China's interbank borrowing costs, or Shibor, dropped the most in four months on speculation the central bank will pause in raising interest rates as growth moderates in the world's second-largest economy.
Government data due tomorrow is expected to show gross domestic product increased 9.3 per cent in the second quarter from a year earlier, the least since September 2009, according to the median estimate in a Bloomberg survey of economists.
The trade surplus widened to a seven-month high of $22.3 billion in June as imports grew at the slowest pace since 2009, the customs bureau said yesterday.
The Shanghai interbank offered rate for three- month yuan loans, dropped seven basis points to 6.24 per cent, according to a daily fixing rate published by the National Interbank Funding Centre in Shanghai. The rate hit a record high of 6.46 per cent on June 28.
The central bank raised its one-year lending and deposit rates by a quarter of a percentage point on July 7, the third increase of 2011.
"The market is speculating inflation has peaked this year and another interest-rate hike probably won't be possible in the short term," said Liu Junyu, a bond analyst in Shenzhen at China Merchants Bank Co., the nation's sixth-largest lender. "Also, the widening surplus means more capital flowing into the economy, helping to ease the cash shortage."
Inflation accelerated to a three-year high of 6.4 per cent in June, from 5.5 per cent in May, the statistics bureau said on July 9.
The seven-day repurchase rate, which measures interbank funding availability, dropped 83 basis points to 5.32 per cent, according to a weighted average rate compiled by the Interbank Funding Center.
China's finance ministry failed to sell all of the three-year debt offered on behalf of local governments at an auction yesterday as a cash crunch curbed demand.
The ministry sold 23.9 billion yuan (Dh13.5 billion) of bonds at a yield of 3.93 per cent on behalf of 11 provinces and municipalities, falling short of its 25 billion yuan target, said a trader at a finance company required to bid at the auction. That's the fourth time it's failed to sell all of the debt offered at a sale this year.
"While the interbank borrowing cost is so high, investors won't spend money on local government debt," said Huang Yanhong, a bond analyst at Bank of Nanjing Co. in Nanjing.
"Demand is also low because the debt's secondary-market trading isn't active. After you buy it, you can only hold it till maturity."
The central government will sell 200 billion yuan of bonds on behalf of local authorities this year.

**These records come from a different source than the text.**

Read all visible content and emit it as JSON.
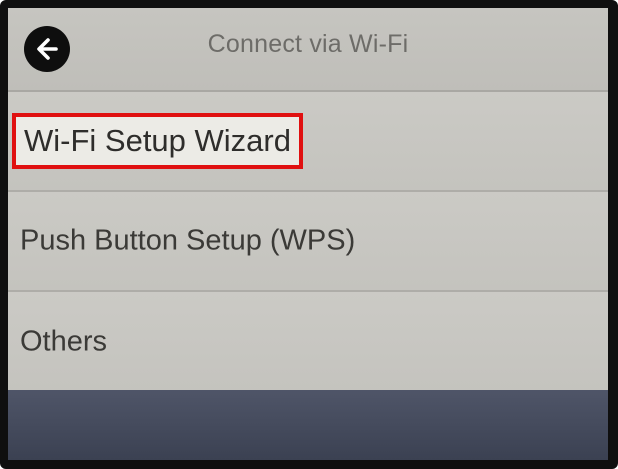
{
  "header": {
    "title": "Connect via Wi-Fi",
    "back_icon": "back-arrow-icon"
  },
  "menu": {
    "items": [
      {
        "label": "Wi-Fi Setup Wizard",
        "highlighted": true
      },
      {
        "label": "Push Button Setup (WPS)",
        "highlighted": false
      },
      {
        "label": "Others",
        "highlighted": false
      }
    ]
  },
  "colors": {
    "highlight_border": "#e01010",
    "screen_bg": "#c9c8c3",
    "footer_bar": "#3b4152"
  }
}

Yesterday's auction was the first involving this type of debt in 2011 and 25.4 billion yuan of five-year notes were sold at a yield of 3.84 per cent.
The one-year interest-rate swap contract, the fixed cost needed to receive the floating seven-day repurchase rate, declined three basis points to 3.80 per cent, according to data compiled by Bloomberg.
It dropped as much as six basis points to 3.77 per cent, the lowest level since July 4.
The yield on the 3.83 per cent government bond due March 2021 was unchanged at 3.83 per cent, according to the Interbank Funding Center. A basis point is 0.01 per centage point.
From / Gulf News